When Aleppo fell, Aotearoa New Zealand was serving as a non-permanent member of the UN Security Council. Then-Prime Minister John Key told the security council that although terrorism was a major consequence of the Syrian war, “it did not cause it”.

Later, as Aotearoa New Zealand’s term came to an end in December 2016, its permanent representative stated:

I choose to believe the Secretary-General and the people working for him when they say the issue is not terrorism, but it is barbarism.

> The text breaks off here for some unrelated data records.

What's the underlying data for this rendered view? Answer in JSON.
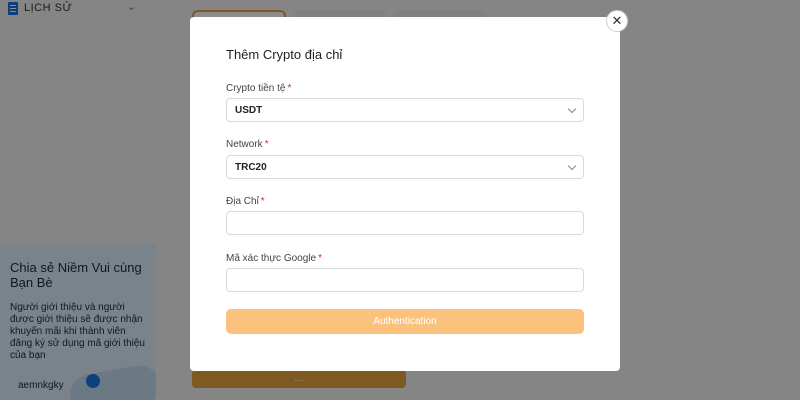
{
  "background": {
    "sidebar": {
      "history_label": "LỊCH SỬ"
    },
    "share": {
      "title": "Chia sẻ Niềm Vui cùng Bạn Bè",
      "description": "Người giới thiệu và người được giới thiệu sẽ được nhận khuyến mãi khi thành viên đăng ký sử dụng mã giới thiệu của bạn",
      "referral_code": "aemnkgky"
    },
    "bottom_button_label": "..."
  },
  "modal": {
    "title": "Thêm Crypto địa chỉ",
    "close_glyph": "✕",
    "required_mark": "*",
    "currency": {
      "label": "Crypto tiền tệ",
      "value": "USDT"
    },
    "network": {
      "label": "Network",
      "value": "TRC20"
    },
    "address": {
      "label": "Địa Chỉ",
      "value": "",
      "placeholder": ""
    },
    "google_code": {
      "label": "Mã xác thực Google",
      "value": "",
      "placeholder": ""
    },
    "submit_label": "Authentication"
  },
  "colors": {
    "accent": "#fbc27e",
    "required": "#d6263b",
    "overlay": "rgba(0,0,0,0.45)"
  }
}
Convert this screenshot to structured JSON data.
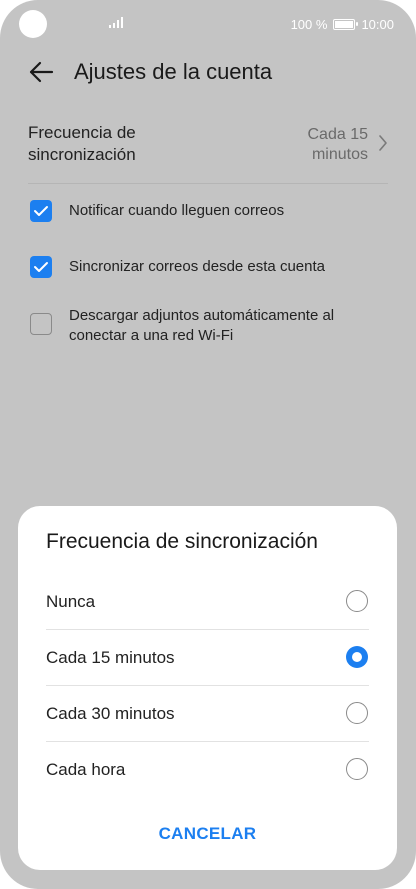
{
  "status_bar": {
    "battery_text": "100 %",
    "time": "10:00"
  },
  "header": {
    "title": "Ajustes de la cuenta"
  },
  "sync_frequency": {
    "label": "Frecuencia de\nsincronización",
    "value": "Cada 15\nminutos"
  },
  "checkboxes": [
    {
      "label": "Notificar cuando lleguen correos",
      "checked": true
    },
    {
      "label": "Sincronizar correos desde esta cuenta",
      "checked": true
    },
    {
      "label": "Descargar adjuntos automáticamente al conectar a una red Wi-Fi",
      "checked": false
    }
  ],
  "dialog": {
    "title": "Frecuencia de sincronización",
    "options": [
      {
        "label": "Nunca",
        "selected": false
      },
      {
        "label": "Cada 15 minutos",
        "selected": true
      },
      {
        "label": "Cada 30 minutos",
        "selected": false
      },
      {
        "label": "Cada hora",
        "selected": false
      }
    ],
    "cancel_label": "CANCELAR"
  },
  "colors": {
    "accent": "#1c7ff0",
    "dim_background": "#c4c4c4"
  }
}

Without denying the legacy of UN-designated terrorist groups Islamic State (ISIS) and Hayat Tahrir al-Sham (former Jabhat al-Nusra) in the Syria conflict, Aotearoa New Zealand was right to reject the Syrian state’s justification for its actions.

One minor irony in all this is that the same Syrian permanent representative to the UN was also, in his capacity as rapporteur for the UN Decolonisation Committee, charged with monitoring Aotearoa New Zealand’s administration of Tokelau.

However, this authoritarian absurdity pales in comparison to an ongoing tragedy in Syria. What Key said to the UN in 2016 remains true: a political solution is the only way out of this conflict.The Conversation

Hanlie Booysen, Research fellow, Te Herenga Waka — Victoria University of Wellington

This article is republished from The Conversation under a Creative Commons license. Read the original article.